An Unexpected Christmas: Stories of Holidays Wrapped in Miracles, Mishaps, and Mischief by Daphne Tarango

Book reviews are subjective. I tend to rate books not according to how “perfect” they are, seem to be, or are said to be in general but rather to how perfect they are to me.

An Unexpected Christmas: Stories of Holidays Wrapped in Miracles, Mishaps, and Mischief by Daphne Tarango

My rating: 4 of 5 stars

(Click the title to find the book description/blurb.)

The circumstances don’t have to be perfect in order for Christmas to be just right. Daphne Tarango and a bundle of co-authors share stories of Christmases that came together in ways they didn’t anticipate in An Unexpected Christmas: Stories of Holidays Wrapped in Miracles, Mishaps, and Mischief.

I found this book listed as fiction, but I wouldn’t call it that.

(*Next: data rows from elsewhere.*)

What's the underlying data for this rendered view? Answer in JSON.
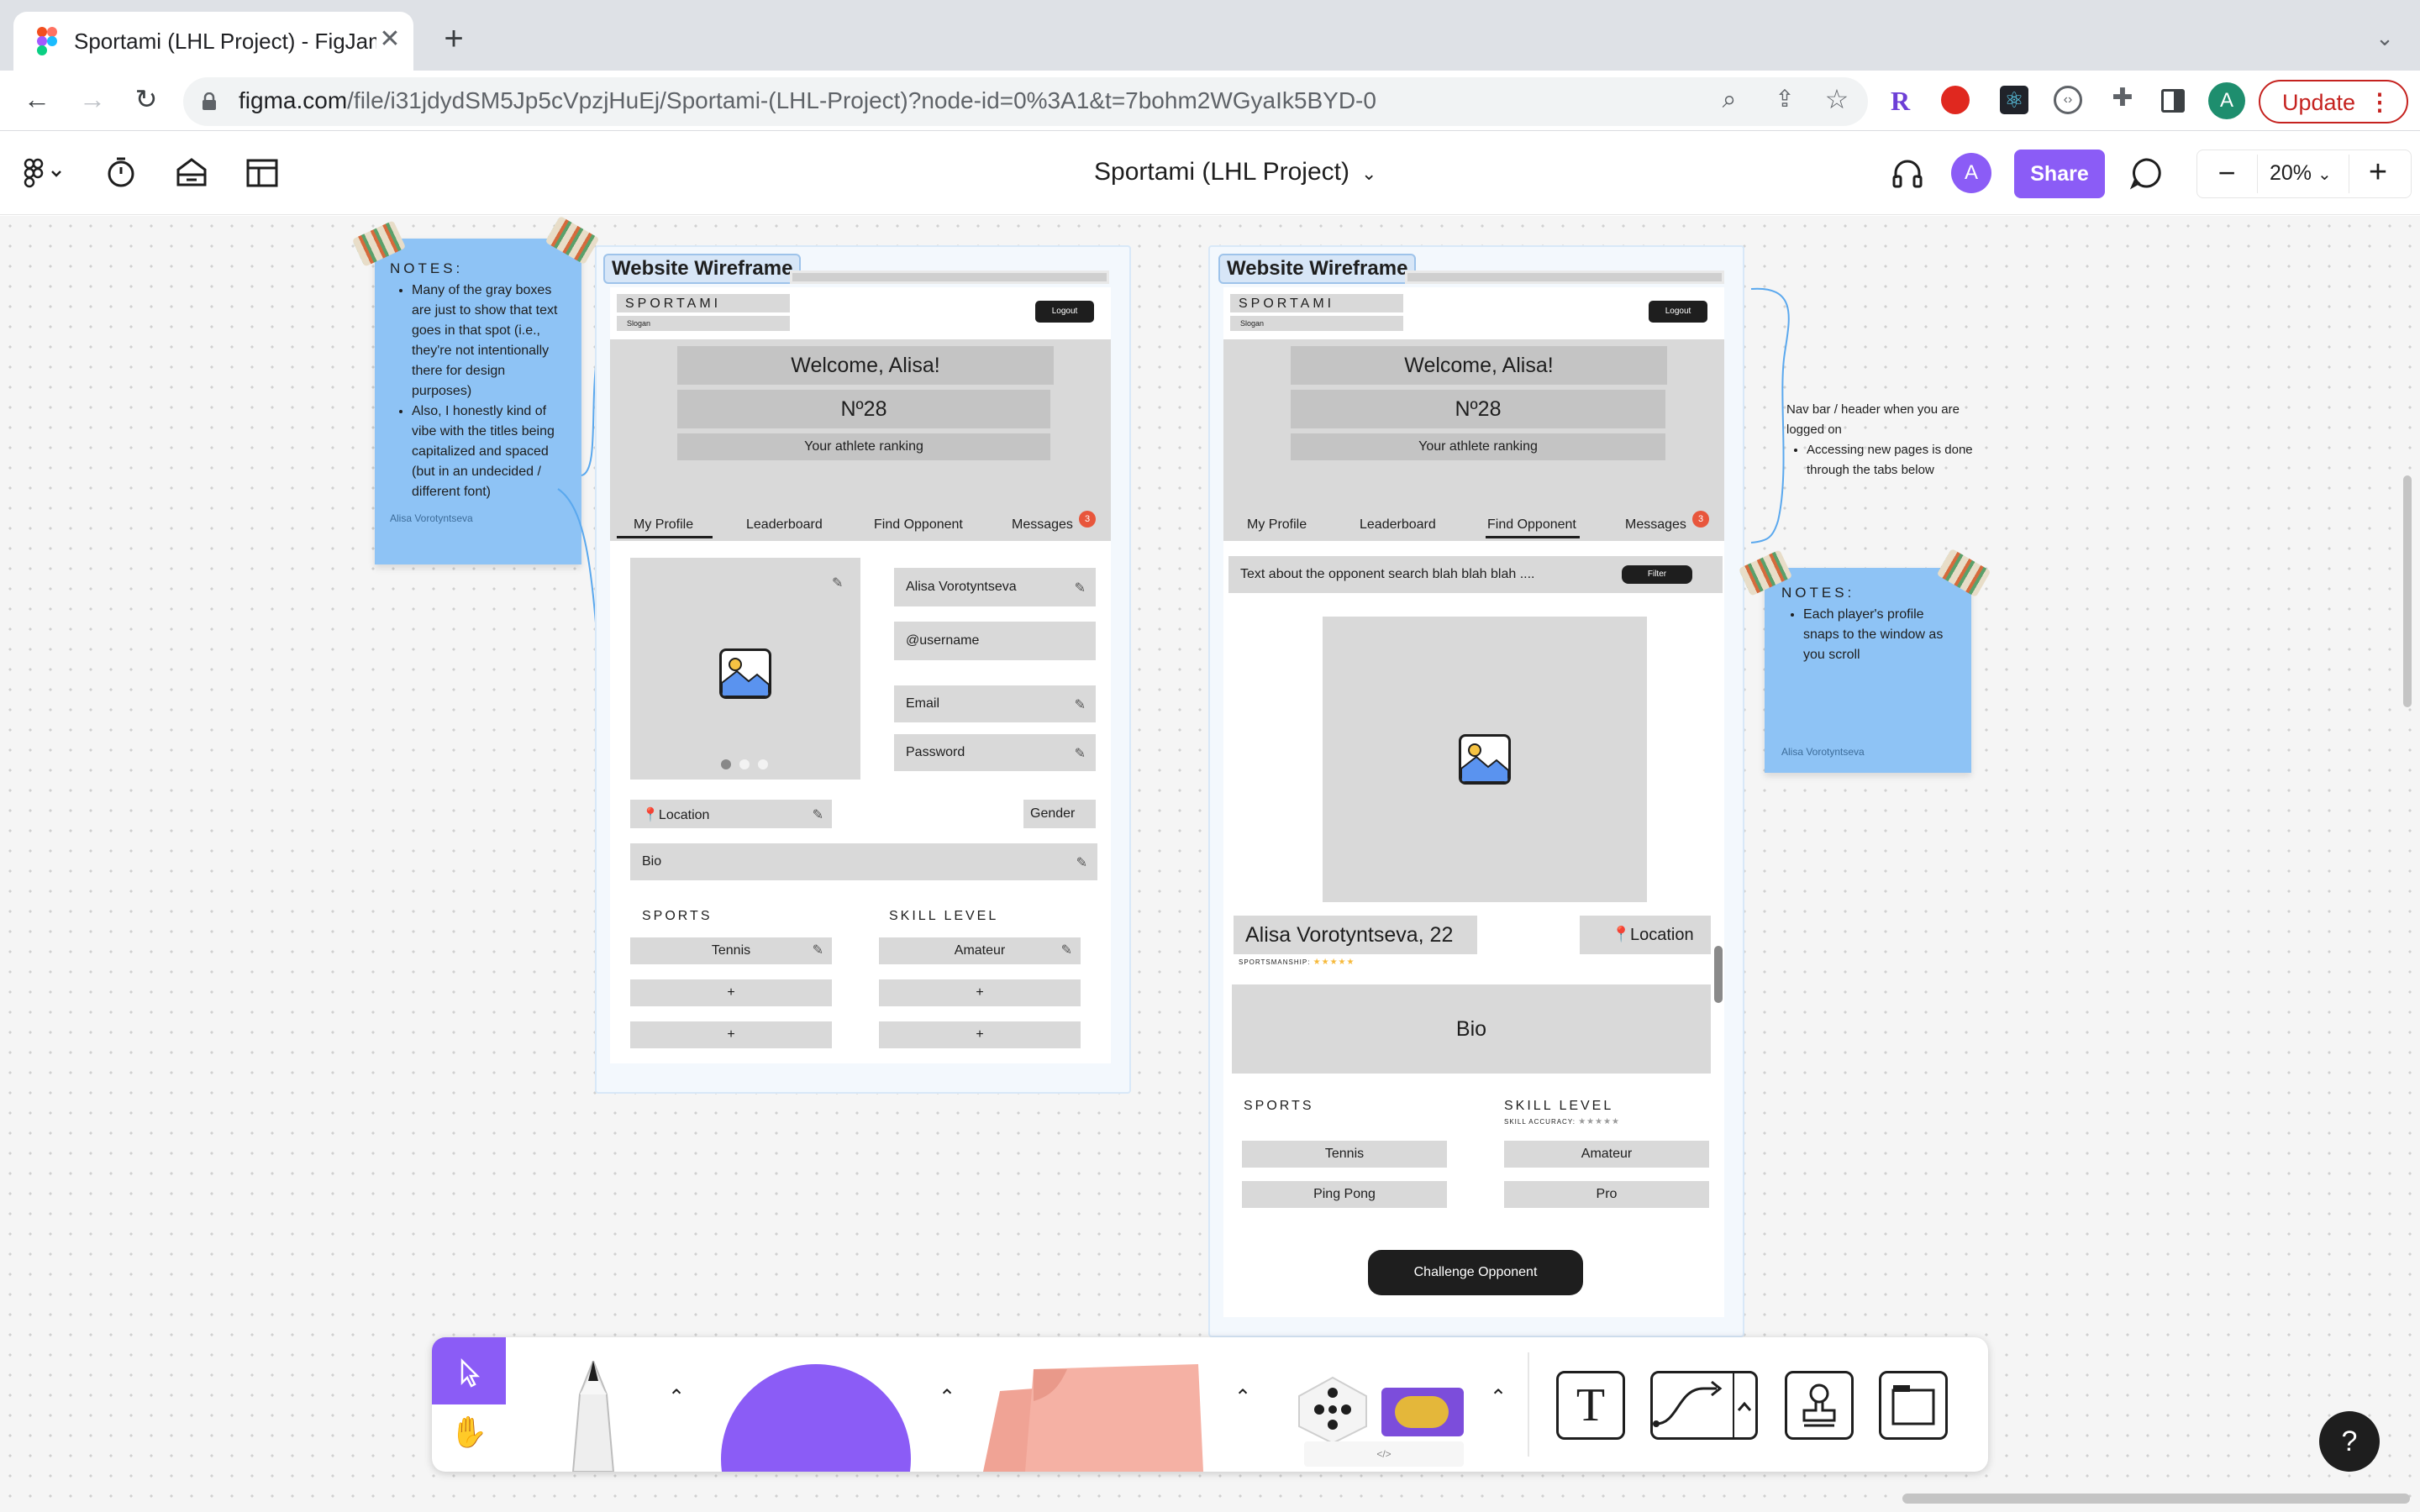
{
  "browser": {
    "tab_title": "Sportami (LHL Project) - FigJam",
    "new_tab": "+",
    "url_host": "figma.com",
    "url_path": "/file/i31jdydSM5Jp5cVpzjHuEj/Sportami-(LHL-Project)?node-id=0%3A1&t=7bohm2WGyaIk5BYD-0",
    "update_label": "Update",
    "profile_initial": "A"
  },
  "figma": {
    "file_title": "Sportami (LHL Project)",
    "share_label": "Share",
    "avatar_initial": "A",
    "zoom": "20%"
  },
  "notes_left": {
    "heading": "NOTES:",
    "items": [
      "Many of the gray boxes are just to show that text goes in that spot (i.e., they're not intentionally there for design purposes)",
      "Also, I honestly kind of vibe with the titles being capitalized and spaced (but in an undecided / different font)"
    ],
    "author": "Alisa Vorotyntseva"
  },
  "wireframe1": {
    "label": "Website Wireframe",
    "brand": "SPORTAMI",
    "slogan": "Slogan",
    "logout": "Logout",
    "welcome": "Welcome, Alisa!",
    "rank": "Nº28",
    "rank_caption": "Your athlete ranking",
    "tabs": [
      "My Profile",
      "Leaderboard",
      "Find Opponent",
      "Messages"
    ],
    "badge": "3",
    "name_field": "Alisa Vorotyntseva",
    "username_field": "@username",
    "email_field": "Email",
    "password_field": "Password",
    "location_field": "Location",
    "gender_field": "Gender",
    "bio_field": "Bio",
    "sports_heading": "SPORTS",
    "skill_heading": "SKILL LEVEL",
    "sport_1": "Tennis",
    "skill_1": "Amateur",
    "plus": "+"
  },
  "wireframe2": {
    "label": "Website Wireframe",
    "brand": "SPORTAMI",
    "slogan": "Slogan",
    "logout": "Logout",
    "welcome": "Welcome, Alisa!",
    "rank": "Nº28",
    "rank_caption": "Your athlete ranking",
    "tabs": [
      "My Profile",
      "Leaderboard",
      "Find Opponent",
      "Messages"
    ],
    "badge": "3",
    "search_text": "Text about the opponent search blah blah blah ....",
    "filter": "Filter",
    "player_name": "Alisa Vorotyntseva, 22",
    "location": "Location",
    "sportsmanship": "SPORTSMANSHIP:",
    "bio": "Bio",
    "sports_heading": "SPORTS",
    "skill_heading": "SKILL LEVEL",
    "skill_accuracy": "SKILL ACCURACY:",
    "sports": [
      "Tennis",
      "Ping Pong"
    ],
    "skills": [
      "Amateur",
      "Pro"
    ],
    "challenge": "Challenge Opponent",
    "stars": "★★★★★"
  },
  "annotation_nav": {
    "title": "Nav bar / header when you are logged on",
    "bullet": "Accessing new pages is done through the tabs below"
  },
  "notes_right": {
    "heading": "NOTES:",
    "items": [
      "Each player's profile snaps to the window as you scroll"
    ],
    "author": "Alisa Vorotyntseva"
  },
  "dock": {
    "help": "?"
  }
}
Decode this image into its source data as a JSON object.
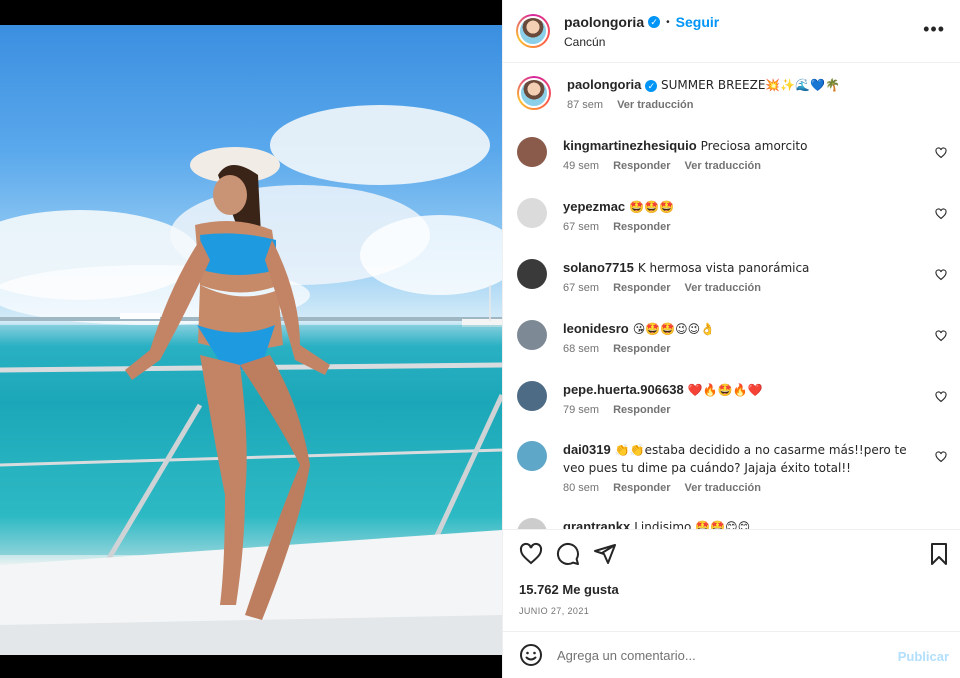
{
  "post": {
    "username": "paolongoria",
    "follow_label": "Seguir",
    "location": "Cancún",
    "verified_mark": "✓",
    "more_label": "•••"
  },
  "caption": {
    "username": "paolongoria",
    "text": "SUMMER BREEZE💥✨🌊💙🌴",
    "age": "87 sem",
    "translate": "Ver traducción"
  },
  "comments": [
    {
      "username": "kingmartinezhesiquio",
      "text": "Preciosa amorcito",
      "age": "49 sem",
      "reply": "Responder",
      "translate": "Ver traducción",
      "avatar_color": "#8a5a4a"
    },
    {
      "username": "yepezmac",
      "text": "🤩🤩🤩",
      "age": "67 sem",
      "reply": "Responder",
      "translate": "",
      "avatar_color": "#dbdbdb"
    },
    {
      "username": "solano7715",
      "text": "K hermosa vista panorámica",
      "age": "67 sem",
      "reply": "Responder",
      "translate": "Ver traducción",
      "avatar_color": "#3a3a3a"
    },
    {
      "username": "leonidesro",
      "text": "😘🤩🤩😉😉👌",
      "age": "68 sem",
      "reply": "Responder",
      "translate": "",
      "avatar_color": "#7d8a96"
    },
    {
      "username": "pepe.huerta.906638",
      "text": "❤️🔥🤩🔥❤️",
      "age": "79 sem",
      "reply": "Responder",
      "translate": "",
      "avatar_color": "#4e6b86"
    },
    {
      "username": "dai0319",
      "text": "👏👏estaba decidido a no casarme más!!pero te veo pues tu dime pa cuándo? Jajaja éxito total!!",
      "age": "80 sem",
      "reply": "Responder",
      "translate": "Ver traducción",
      "avatar_color": "#5ea7c9"
    },
    {
      "username": "grantrankx",
      "text": "Lindisimo 🤩🤩😊😊",
      "age": "",
      "reply": "",
      "translate": "",
      "avatar_color": "#cccccc"
    }
  ],
  "stats": {
    "likes": "15.762 Me gusta",
    "date": "JUNIO 27, 2021"
  },
  "composer": {
    "placeholder": "Agrega un comentario...",
    "publish": "Publicar"
  },
  "colors": {
    "accent": "#0095f6",
    "publish_disabled": "#b2dffc",
    "muted_text": "#737373"
  },
  "icons": [
    "like-icon",
    "comment-icon",
    "share-icon",
    "save-icon",
    "emoji-icon",
    "heart-icon",
    "more-icon",
    "verified-icon"
  ]
}
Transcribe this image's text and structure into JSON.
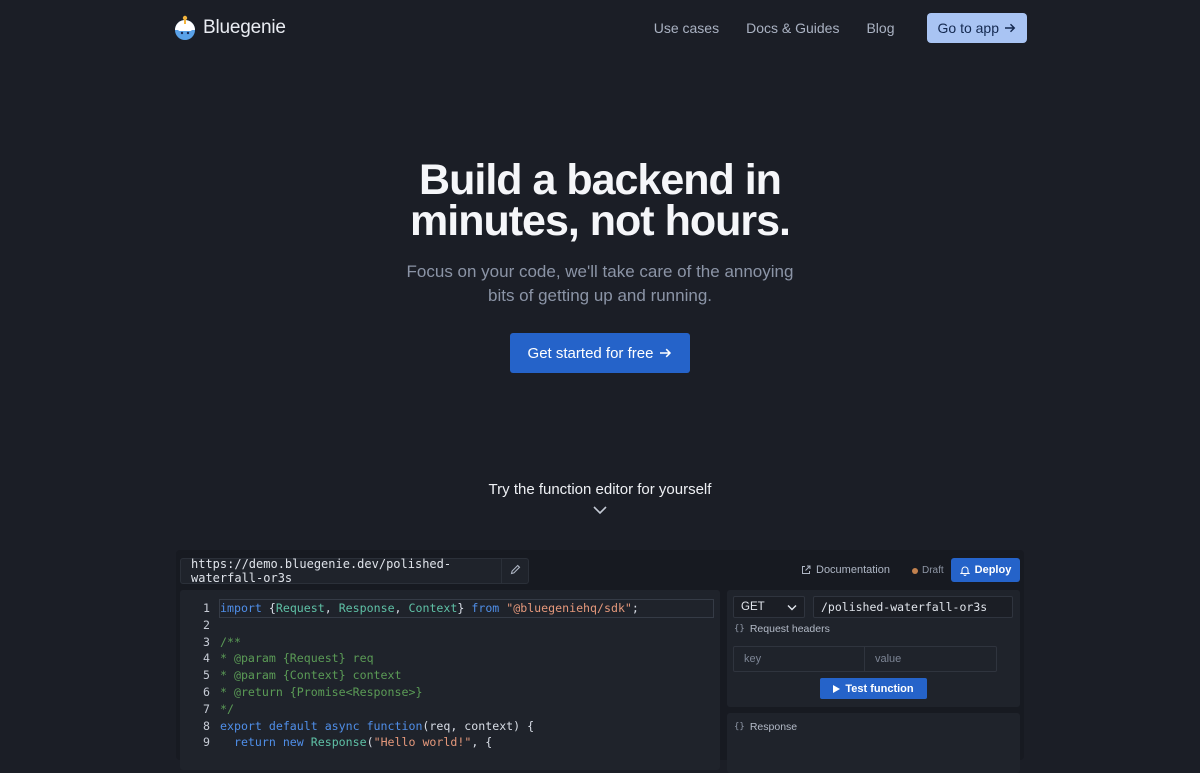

Instead of fictional short stories, this is actually a collection of true, inspirational memoirs with some of the people’s real identities disguised. While that isn’t exactly what I was looking for, I enjoyed this fairly quick read anyway.

Some of these accounts delightfully surprised me, particularly a few of the deft, poignant moments and excellent endings, and “A Christmas Racket” is one of my favorites of the bunch. I also got a kick out of the flair of Latin American heritage included. The book does have some punctuation and letter case errors, but they’re not excessive.

Here’s a good read for anyone who’d like a collection of short holiday accounts with faith woven in.